(MATERIAL SHOWN)

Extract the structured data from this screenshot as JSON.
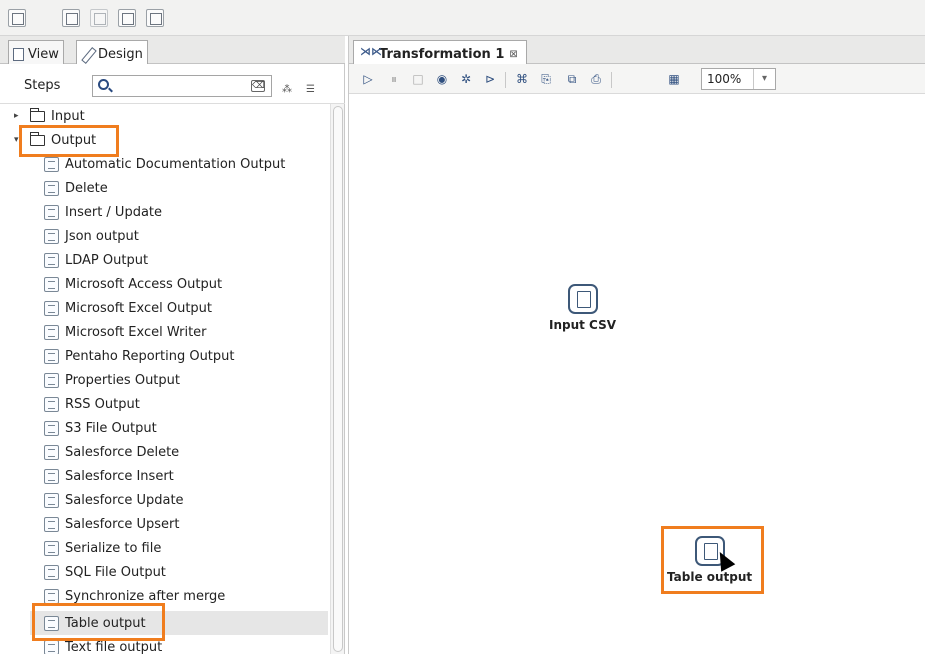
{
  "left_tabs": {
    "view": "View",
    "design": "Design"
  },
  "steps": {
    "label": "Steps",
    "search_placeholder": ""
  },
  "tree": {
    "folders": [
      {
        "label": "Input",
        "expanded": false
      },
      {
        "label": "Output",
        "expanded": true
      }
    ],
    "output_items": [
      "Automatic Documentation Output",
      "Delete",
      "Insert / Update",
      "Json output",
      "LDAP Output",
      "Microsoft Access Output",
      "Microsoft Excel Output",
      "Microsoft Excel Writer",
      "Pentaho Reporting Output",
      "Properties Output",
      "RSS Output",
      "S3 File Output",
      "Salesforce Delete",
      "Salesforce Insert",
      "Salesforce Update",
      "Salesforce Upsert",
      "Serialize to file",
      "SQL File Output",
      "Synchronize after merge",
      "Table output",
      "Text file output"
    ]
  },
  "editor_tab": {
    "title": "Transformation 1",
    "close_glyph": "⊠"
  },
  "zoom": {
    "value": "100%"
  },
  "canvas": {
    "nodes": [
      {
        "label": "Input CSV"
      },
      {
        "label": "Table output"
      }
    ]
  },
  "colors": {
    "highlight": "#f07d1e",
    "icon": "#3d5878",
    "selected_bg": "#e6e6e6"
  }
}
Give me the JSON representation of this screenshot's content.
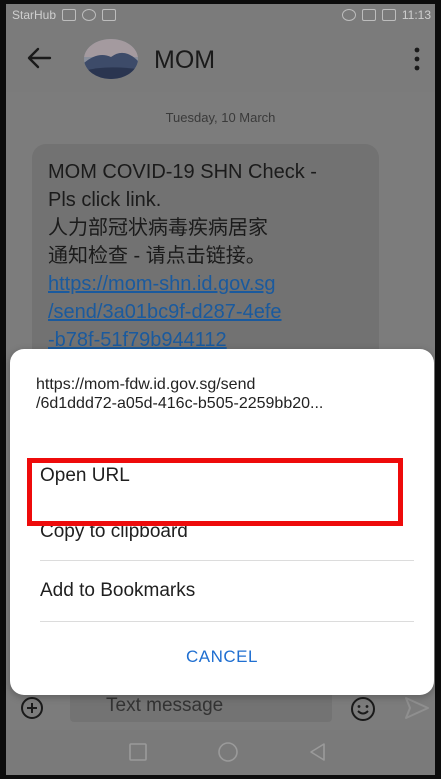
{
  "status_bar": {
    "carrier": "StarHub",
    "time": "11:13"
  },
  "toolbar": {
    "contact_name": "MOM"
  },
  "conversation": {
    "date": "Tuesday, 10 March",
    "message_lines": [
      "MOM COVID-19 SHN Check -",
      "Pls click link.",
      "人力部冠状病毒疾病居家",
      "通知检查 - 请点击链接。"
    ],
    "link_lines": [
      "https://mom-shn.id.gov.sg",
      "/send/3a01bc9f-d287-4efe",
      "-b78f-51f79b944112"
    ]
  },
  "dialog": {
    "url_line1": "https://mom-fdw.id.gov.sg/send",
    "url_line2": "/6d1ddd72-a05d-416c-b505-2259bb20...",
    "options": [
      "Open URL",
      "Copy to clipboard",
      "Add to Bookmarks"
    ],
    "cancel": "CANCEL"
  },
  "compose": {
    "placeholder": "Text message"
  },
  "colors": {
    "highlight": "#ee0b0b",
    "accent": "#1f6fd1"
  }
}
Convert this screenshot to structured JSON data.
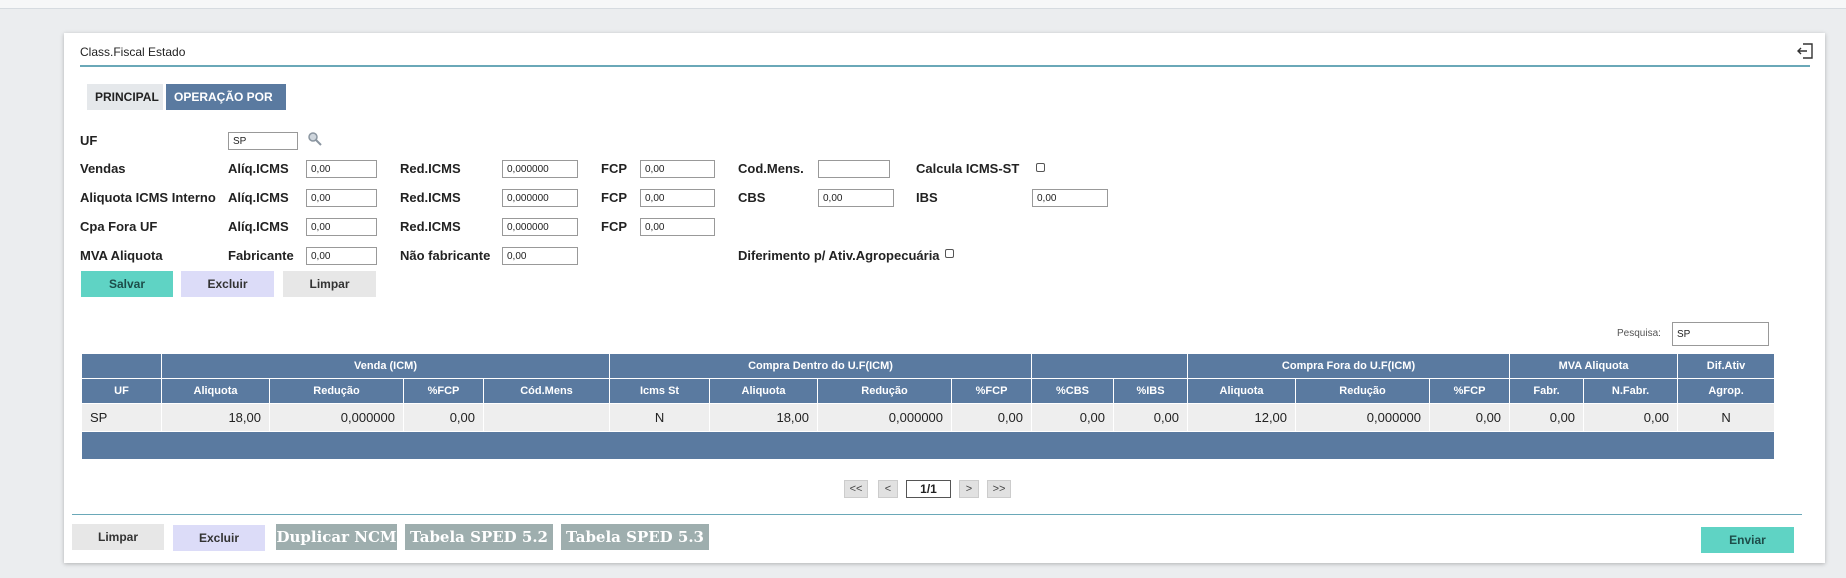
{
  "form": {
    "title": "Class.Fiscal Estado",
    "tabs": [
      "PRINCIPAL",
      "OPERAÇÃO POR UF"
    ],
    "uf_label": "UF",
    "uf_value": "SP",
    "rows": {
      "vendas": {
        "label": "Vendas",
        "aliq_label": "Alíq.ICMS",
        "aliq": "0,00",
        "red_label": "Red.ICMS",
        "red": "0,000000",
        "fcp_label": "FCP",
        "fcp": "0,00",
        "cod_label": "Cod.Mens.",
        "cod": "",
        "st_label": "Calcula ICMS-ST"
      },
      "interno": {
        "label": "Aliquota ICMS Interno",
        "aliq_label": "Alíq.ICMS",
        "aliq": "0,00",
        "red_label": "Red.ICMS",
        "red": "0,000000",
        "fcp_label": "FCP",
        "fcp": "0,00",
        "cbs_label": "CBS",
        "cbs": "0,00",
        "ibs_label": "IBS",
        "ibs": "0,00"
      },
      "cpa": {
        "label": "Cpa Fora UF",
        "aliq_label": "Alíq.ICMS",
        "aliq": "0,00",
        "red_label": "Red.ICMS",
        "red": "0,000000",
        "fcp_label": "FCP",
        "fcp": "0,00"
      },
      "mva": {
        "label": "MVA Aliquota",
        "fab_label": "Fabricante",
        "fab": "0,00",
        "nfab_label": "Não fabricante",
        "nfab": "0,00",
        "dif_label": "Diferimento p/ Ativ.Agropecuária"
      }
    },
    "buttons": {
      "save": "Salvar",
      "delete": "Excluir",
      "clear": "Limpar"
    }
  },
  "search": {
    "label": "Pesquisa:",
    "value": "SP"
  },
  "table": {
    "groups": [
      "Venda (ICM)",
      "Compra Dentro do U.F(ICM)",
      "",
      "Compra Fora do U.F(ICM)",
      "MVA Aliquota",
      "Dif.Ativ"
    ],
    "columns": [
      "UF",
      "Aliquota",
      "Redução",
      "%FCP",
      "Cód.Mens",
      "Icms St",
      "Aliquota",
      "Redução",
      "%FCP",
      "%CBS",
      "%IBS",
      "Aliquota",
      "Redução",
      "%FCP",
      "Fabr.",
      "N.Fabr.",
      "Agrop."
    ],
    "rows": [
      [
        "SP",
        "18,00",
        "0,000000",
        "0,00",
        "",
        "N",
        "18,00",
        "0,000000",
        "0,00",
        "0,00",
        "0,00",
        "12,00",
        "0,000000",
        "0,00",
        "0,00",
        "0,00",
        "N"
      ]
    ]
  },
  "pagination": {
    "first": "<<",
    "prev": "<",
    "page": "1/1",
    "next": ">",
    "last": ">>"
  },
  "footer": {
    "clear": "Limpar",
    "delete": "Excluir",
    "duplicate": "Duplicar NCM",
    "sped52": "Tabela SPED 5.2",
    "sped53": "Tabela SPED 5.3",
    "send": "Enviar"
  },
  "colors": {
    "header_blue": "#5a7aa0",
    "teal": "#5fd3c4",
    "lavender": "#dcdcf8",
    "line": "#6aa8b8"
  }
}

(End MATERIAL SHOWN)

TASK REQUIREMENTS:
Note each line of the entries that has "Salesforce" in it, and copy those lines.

FINISHED EXERCISE:
      "Salesforce Delete",
      "Salesforce Insert",
      "Salesforce Update",
      "Salesforce Upsert",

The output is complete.